Glasgow, a city of fine art

When you think of Glasgow, art may not be the first thing that comes to mind. On a recent trip to Scotland’s second largest city, my discovery of a vast collection of world-class fine art was not only a pleasant surprise, it is revealing of this city’s cultural soul. Glasgow boasts more than 20 art museums and galleries, many of which the whole family can enjoy. Best of all, a number of them are free to the public.

Situated on the River Clyde, Glasgow originated as a religious centre, and then became an important trading centre built primarily on the wealth of tobacco and cotton trade, due to the access for merchant shipping. More recently, the gloomy remnants of industrialization, such as soot and grime on the beautiful Victorian-era buildings, have all but disappeared and given way to a thriving, beautified and modern city known today for its architecture and design. Glasgow also happens to have one of the most exciting contemporary arts scenes in the United Kingdom.

After all, Glasgow was the home of architect and designer, Charles Rennie Macinstosh, one of the most creative designers at the turn of the previous century. It was also home to the famous Glasgow Boys and Glasgow Girls, who were a group of leading Scottish artists known for their early work in impressionism. These are only a sampling.

If you are planning a trip to Glasgow, here some of the art museums not to be missed:

Kelvingrove Art Gallery and Museum is one of Scotland’s most popular attractions. It has several state-of-the-art galleries, and the collections are extensive and international. One cannot help but be amazed by the entrance that features an impressive old musical organ. Unlike some art museums, this venue is suitable for families and children. Admission is free.

(Floating heads exhibit at Kelvingrove)
The Hunterian at the University of Glasgow is one of the world’s leading University museum and art galleries. It was founded about 200 years ago at the bequest of Dr. William Hunter, a pioneering anatomist and obstetrician. The Hunterian Art Gallery, which houses the University’s coveted art collection, recently underwent extensive renovation, allowing for a redisplay of the permanent collection and quantity of works displayed. The art collection includes a number of works from masters such as Whistler, and paintings from Scottish artists from the 18th century, such as the Glasgow Boys, to present day artists.

Also on permanent display is The Mackintosh House, an impressive recreation of the original home and furnishings of Charles Rennie Macintosh and his wife, Margaret MacDonald Macintosh, a remarkable artist in her own right, where the couple had lived in the early 1900s. Macintosh took what was an old Victorian home and modernized it, being one of the first designers to paint dark wood furniture white, a complete departure from the traditional dark.

(example of Macintosh-designed furniture; House of an Art Lover)
A special international exhibition of Rembrandt and the Passion is currently taking place through to December 2, 2012. Visitors can view one of the gallery’s prize paintings, Rembrandt’s The Entombment Sketch, and other international pieces on loan as part of this extraordinary exhibition. While admission to the gallery’s permanent collection is free, there is a small cost to see this special exhibition.

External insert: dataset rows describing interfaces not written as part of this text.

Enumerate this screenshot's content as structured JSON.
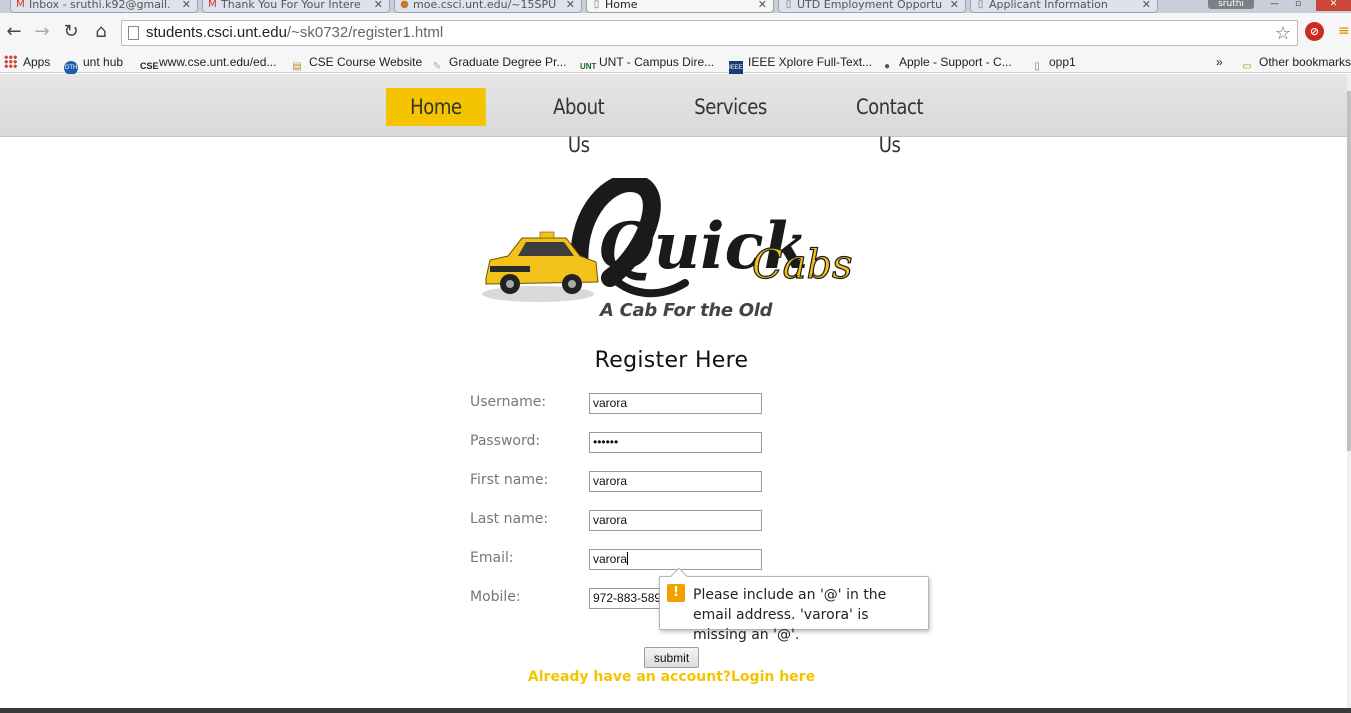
{
  "browser": {
    "tabs": [
      {
        "title": "Inbox - sruthi.k92@gmail.",
        "icon": "gmail-icon",
        "active": false
      },
      {
        "title": "Thank You For Your Intere",
        "icon": "gmail-icon",
        "active": false
      },
      {
        "title": "moe.csci.unt.edu/~15SPU",
        "icon": "web-icon",
        "active": false
      },
      {
        "title": "Home",
        "icon": "page-icon",
        "active": true
      },
      {
        "title": "UTD Employment Opportu",
        "icon": "page-icon",
        "active": false
      },
      {
        "title": "Applicant Information",
        "icon": "page-icon",
        "active": false
      }
    ],
    "profile_name": "sruthi",
    "url_host": "students.csci.unt.edu",
    "url_path": "/~sk0732/register1.html",
    "bookmarks": [
      {
        "label": "Apps",
        "icon": "apps-grid-icon"
      },
      {
        "label": "unt hub",
        "icon": "unt-hub-icon"
      },
      {
        "label": "www.cse.unt.edu/ed...",
        "icon": "cse-icon"
      },
      {
        "label": "CSE Course Website",
        "icon": "folder-icon"
      },
      {
        "label": "Graduate Degree Pr...",
        "icon": "feather-icon"
      },
      {
        "label": "UNT - Campus Dire...",
        "icon": "unt-icon"
      },
      {
        "label": "IEEE Xplore Full-Text...",
        "icon": "ieee-icon"
      },
      {
        "label": "Apple - Support - C...",
        "icon": "apple-icon"
      },
      {
        "label": "opp1",
        "icon": "page-icon"
      }
    ],
    "bookmarks_overflow": "»",
    "other_bookmarks": "Other bookmarks"
  },
  "nav": {
    "items": [
      {
        "label": "Home",
        "active": true
      },
      {
        "label": "About Us",
        "active": false
      },
      {
        "label": "Services",
        "active": false
      },
      {
        "label": "Contact Us",
        "active": false
      }
    ]
  },
  "logo": {
    "wordmark": "Quick",
    "wordmark2": "Cabs",
    "tagline": "A Cab For the Old"
  },
  "form": {
    "title": "Register Here",
    "fields": [
      {
        "label": "Username:",
        "value": "varora"
      },
      {
        "label": "Password:",
        "value": "••••••"
      },
      {
        "label": "First name:",
        "value": "varora"
      },
      {
        "label": "Last name:",
        "value": "varora"
      },
      {
        "label": "Email:",
        "value": "varora"
      },
      {
        "label": "Mobile:",
        "value": "972-883-589"
      }
    ],
    "submit_label": "submit",
    "login_link": "Already have an account?Login here"
  },
  "validation_tooltip": {
    "icon": "warning-icon",
    "message": "Please include an '@' in the email address. 'varora' is missing an '@'."
  },
  "colors": {
    "accent": "#f5c400",
    "nav_bg": "#e0e0e0",
    "warning": "#f2a100"
  }
}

The Glasgow School of Art is also well worth a visit. Designed by Charles Rennie Macintosh, the building is impressive. During my visit, the gallery had featured an interesting exhibition showcasing Scottish women artists since World War II. The school draws students from all over the world. While the gallery is free to visitors, if you wish to take a tour of the school, there is a fee.

(Glasgow School of Art exterior, designed by Charles Rennie Macintosh)
New York may have its MoMA, but Glasgow has GoMA. Housed in a stunning building in central Glasgow, the Gallery of Modern Art intends to make art and contemporary culture accessible. As part of the experience, it holds workshops, events and discussion forums. The current exhibition, Tales of the City, a new collection of world-class art, is running through to January 2013. Admission is free.


(Rodin’s “The Thinker” sculpture at the Burrell)

The Burrell Collection offers one of the largest private art collections in the world. Gifted to the city of Glasgow by Scottish shipping magnate, Sir William Burrell, in 1944, it is located on a lovely, sprawling, woodland property outside the city. Access may not be as easy as the more central galleries, but well worth the effort. Displays comprise a wide-range of art from important French artists such as Rodin, Degas, C├ęzanne and Boudin, to late medieval art, Chinese and Islamic art, and more. Of particular interest is the exhibition, Jean-Francois Millet: Under Investigation, a collection of 11 works by French artist Jean-Francois Millet that is currently “under investigation” by a team of experts to determine if the artist is actually Millet. The Burrell regularly holds temporary exhibitions, and events and activities for adults and children. Admission is free.

Photos of the River Clyde, Glasgow School of Art, Macintosh furniture, Burrell courtesy VisitBritain

Shannon Skinner is the author of The Whispering Heart: Your Inner Guide to Creativity, and creator and host of Extraordinary Women TV with Shannon Skinner. Travel and exploring the world is her greatest inspiration.